# EXERCISE GOAL
The response should contain only those lines of the entries below that include the string "caption".

# Dataset excerpts
============================================================

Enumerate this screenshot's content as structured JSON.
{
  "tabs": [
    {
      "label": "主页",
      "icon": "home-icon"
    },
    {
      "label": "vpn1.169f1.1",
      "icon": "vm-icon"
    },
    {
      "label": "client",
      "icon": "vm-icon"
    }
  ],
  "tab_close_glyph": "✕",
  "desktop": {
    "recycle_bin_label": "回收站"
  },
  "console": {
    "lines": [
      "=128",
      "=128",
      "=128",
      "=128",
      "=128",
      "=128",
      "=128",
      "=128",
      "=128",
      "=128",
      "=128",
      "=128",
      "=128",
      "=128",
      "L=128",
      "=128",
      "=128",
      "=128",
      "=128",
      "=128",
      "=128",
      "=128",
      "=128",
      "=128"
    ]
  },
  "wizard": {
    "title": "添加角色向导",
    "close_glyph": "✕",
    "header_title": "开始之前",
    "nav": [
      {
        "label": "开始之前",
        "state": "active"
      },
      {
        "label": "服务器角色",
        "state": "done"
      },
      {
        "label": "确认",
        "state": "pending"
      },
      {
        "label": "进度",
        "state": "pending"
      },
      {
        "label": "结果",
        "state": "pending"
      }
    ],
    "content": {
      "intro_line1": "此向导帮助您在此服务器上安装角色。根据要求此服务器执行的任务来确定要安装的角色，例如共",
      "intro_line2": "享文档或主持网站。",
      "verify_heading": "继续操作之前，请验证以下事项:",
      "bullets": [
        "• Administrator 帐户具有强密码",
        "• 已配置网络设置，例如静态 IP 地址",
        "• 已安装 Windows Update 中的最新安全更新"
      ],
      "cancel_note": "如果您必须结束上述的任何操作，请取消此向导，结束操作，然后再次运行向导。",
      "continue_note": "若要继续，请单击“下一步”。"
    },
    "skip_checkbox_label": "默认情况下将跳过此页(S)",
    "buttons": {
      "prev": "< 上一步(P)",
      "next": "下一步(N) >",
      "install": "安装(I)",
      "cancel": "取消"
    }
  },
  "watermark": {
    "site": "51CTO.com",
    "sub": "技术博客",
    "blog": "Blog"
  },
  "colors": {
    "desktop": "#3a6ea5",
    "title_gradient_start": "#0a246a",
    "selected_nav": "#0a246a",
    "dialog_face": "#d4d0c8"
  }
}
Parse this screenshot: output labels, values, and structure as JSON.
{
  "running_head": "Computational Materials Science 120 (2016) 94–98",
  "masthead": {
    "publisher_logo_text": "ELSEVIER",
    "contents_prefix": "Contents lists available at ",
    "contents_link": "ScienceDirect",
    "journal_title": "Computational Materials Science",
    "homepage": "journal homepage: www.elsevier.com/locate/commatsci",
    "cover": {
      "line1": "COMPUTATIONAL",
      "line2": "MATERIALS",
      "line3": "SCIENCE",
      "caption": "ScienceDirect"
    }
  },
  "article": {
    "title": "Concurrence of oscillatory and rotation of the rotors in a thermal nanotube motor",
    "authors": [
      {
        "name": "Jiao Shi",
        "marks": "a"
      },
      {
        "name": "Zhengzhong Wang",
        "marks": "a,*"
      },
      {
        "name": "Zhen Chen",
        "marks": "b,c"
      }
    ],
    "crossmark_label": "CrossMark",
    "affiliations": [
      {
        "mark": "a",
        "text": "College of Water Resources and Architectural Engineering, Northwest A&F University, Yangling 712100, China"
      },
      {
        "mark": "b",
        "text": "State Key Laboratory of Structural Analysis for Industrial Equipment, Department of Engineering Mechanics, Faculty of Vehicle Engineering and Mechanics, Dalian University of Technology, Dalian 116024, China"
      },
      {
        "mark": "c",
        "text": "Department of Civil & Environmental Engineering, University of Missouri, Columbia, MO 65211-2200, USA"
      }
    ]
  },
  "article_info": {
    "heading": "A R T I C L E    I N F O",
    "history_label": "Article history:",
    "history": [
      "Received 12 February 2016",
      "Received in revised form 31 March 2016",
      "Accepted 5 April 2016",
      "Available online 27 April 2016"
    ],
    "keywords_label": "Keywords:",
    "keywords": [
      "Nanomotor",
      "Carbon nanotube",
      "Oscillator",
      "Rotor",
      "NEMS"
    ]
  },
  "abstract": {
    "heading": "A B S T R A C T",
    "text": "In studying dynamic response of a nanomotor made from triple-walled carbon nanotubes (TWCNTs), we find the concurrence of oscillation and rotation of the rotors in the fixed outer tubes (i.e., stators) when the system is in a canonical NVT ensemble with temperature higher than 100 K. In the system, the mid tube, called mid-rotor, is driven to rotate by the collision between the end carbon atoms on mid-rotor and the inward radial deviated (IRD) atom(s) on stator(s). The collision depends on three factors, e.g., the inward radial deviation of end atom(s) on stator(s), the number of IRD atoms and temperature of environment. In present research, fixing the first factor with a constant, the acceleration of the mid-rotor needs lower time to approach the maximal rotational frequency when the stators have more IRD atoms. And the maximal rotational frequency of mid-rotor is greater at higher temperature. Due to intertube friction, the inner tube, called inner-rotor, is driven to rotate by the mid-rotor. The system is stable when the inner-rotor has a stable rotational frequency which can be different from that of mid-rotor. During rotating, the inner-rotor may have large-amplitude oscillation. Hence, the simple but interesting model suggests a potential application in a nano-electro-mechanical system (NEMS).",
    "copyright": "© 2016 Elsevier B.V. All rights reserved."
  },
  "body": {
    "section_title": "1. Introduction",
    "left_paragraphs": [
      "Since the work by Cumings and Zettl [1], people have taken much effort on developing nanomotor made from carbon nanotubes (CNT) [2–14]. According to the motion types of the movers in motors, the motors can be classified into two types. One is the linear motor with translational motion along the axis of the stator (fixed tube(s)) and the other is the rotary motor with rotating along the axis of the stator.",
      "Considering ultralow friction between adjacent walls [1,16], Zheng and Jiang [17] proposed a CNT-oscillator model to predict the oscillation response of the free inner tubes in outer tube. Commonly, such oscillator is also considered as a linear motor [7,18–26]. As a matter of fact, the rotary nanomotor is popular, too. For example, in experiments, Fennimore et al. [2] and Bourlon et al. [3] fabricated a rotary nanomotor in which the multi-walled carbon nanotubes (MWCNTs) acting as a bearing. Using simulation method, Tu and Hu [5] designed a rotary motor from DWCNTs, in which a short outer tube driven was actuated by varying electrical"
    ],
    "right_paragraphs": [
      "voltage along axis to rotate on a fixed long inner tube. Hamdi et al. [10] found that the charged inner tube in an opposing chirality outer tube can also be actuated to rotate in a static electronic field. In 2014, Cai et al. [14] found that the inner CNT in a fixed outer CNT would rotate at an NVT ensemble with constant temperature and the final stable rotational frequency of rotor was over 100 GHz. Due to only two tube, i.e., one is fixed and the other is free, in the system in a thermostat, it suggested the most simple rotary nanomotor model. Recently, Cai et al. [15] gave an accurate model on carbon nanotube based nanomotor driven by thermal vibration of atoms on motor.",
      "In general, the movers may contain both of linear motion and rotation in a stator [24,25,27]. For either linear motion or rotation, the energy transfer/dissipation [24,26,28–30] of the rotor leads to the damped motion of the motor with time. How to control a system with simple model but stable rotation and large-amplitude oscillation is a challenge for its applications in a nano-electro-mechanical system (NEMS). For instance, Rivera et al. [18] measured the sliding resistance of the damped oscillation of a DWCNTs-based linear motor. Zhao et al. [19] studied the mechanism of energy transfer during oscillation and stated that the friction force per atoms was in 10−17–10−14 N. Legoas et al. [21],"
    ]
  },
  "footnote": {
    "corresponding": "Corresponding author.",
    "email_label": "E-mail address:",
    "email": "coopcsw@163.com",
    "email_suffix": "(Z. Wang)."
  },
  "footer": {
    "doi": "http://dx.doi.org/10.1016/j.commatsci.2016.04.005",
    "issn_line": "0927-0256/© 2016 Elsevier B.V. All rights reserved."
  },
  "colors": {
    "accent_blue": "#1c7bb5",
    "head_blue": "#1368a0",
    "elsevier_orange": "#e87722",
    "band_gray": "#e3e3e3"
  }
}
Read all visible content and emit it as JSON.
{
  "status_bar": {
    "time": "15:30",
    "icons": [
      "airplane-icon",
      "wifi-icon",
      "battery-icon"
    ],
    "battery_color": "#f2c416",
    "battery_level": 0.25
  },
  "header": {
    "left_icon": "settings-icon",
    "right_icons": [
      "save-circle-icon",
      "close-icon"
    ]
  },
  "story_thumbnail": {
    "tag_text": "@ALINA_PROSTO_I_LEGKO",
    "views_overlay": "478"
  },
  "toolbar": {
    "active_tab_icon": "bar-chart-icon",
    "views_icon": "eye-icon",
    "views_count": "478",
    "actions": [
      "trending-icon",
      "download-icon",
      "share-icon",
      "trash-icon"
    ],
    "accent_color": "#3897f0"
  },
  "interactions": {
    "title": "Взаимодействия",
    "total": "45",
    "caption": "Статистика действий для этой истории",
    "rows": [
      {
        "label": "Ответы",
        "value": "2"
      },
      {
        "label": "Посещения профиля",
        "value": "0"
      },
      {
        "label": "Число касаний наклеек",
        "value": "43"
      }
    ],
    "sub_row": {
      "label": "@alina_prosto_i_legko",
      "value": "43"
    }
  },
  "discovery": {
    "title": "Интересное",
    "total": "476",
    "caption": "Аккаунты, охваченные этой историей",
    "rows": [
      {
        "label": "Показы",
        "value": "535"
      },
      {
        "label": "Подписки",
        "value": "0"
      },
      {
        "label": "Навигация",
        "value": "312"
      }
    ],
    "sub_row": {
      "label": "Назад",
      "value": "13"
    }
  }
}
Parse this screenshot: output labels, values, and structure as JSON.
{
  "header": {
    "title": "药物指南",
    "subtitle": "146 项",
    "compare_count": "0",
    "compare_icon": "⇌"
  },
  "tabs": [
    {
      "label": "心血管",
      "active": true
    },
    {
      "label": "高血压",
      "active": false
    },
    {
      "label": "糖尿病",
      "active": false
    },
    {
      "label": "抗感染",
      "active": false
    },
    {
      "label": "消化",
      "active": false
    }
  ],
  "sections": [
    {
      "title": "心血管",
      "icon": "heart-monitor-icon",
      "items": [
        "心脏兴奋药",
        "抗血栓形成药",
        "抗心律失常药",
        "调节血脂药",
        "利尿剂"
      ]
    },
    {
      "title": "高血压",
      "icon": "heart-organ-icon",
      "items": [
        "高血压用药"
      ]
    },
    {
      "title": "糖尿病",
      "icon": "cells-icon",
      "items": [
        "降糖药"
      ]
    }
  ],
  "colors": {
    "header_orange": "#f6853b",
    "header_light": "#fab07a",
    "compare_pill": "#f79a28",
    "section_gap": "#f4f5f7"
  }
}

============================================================

# EXERCISE ANSWER
      "caption": "ScienceDirect"
    "caption": "Статистика действий для этой истории",
    "caption": "Аккаунты, охваченные этой историей",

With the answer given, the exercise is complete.